A 1979 study of attorney-client interactions revealed startling information: Despite years of education and training to hone their legal expertise, attorneys were not acting as independent counselors but rather allowing their clients to control them. Our experience is that this trend has accelerated, say dispute resolution experts Robert Creo and Selina Shultz.
Lone Pine orders require plaintiffs to provide some prima facie evidence to support causation or other claims based on expert opinion. Such orders do not require plaintiffs to prove their case — only to demonstrate that they have one. Some examples from recent litigation illustrate how Lone Pine orders can benefit both sides, says Alan Hoffman of Husch Blackwell LLP.
Theoretically, both better data and its better use should be able to improve results in litigation, and thus help litigation financiers allocate more capital to meritorious matters. However, while big data and artificial intelligence are intriguing additions to the litigation toolkit, they are far from turning litigation finance on its head, says Christopher Bogart, CEO of Burford Capital LLC.
It's no longer enough for law firms simply to provide expert legal advice — we are expected to mirror clients' legal, ethics and social commitments and promises.
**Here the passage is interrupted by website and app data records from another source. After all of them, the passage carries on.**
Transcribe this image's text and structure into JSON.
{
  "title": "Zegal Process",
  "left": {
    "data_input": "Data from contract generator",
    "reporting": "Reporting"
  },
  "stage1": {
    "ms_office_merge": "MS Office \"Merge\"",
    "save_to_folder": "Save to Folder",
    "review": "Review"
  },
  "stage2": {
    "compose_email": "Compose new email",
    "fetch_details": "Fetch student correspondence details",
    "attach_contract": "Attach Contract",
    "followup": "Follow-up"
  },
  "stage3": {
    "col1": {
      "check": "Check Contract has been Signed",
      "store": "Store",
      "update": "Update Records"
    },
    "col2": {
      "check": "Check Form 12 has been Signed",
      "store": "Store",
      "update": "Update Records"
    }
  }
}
For law firm GCs, the resulting job demands seem to grow exponentially, says Peter Engstrom, general counsel of Baker McKenzie.
To help prepare for the Earth Day barrage of environmental advertising claims, David Kluft of Foley Hoag LLP highlights several "Green Guide"-related matters before the Federal Trade Commission and National Advertising Division that can help marketers ensure their advertising is not deceptive.
Increasingly, we see companies in all industries seeking to perform various levels of due diligence on our information security defenses. We received three times as many diligence requests from clients and prospective clients in 2016 as we did in 2015. Some clients even conduct their own penetration tests, says Thomas White, general counsel of WilmerHale.
The Fifth Circuit's recent decision in Markle Interests v. United States Fish and Wildlife Service, and the dissent from denial of en banc review, involve a recurring conflict between the extent of judicial review and the proper deference to be given to agency action, says Shawn Welch of Holland & Hart LLP.
What happens when attorneys come to their general counsel’s office with knowledge of a potential positional conflict? While the inquiry will depend on the rules governing the particular jurisdiction, there are a few general questions to consider from both business and legal ethics perspectives, say general counsel Nicholas A. Gravante Jr. and deputy general counsel Ilana R. Miller of Boies Schiller Flexner LLP.
Regardless of where we live and practice, regardless of whether trade deals succeed or fail, and regardless of whether the movement of people or capital is easy or difficult, our clients will still have needs or problems far away from home, says John Koski, global chief legal officer at Dentons.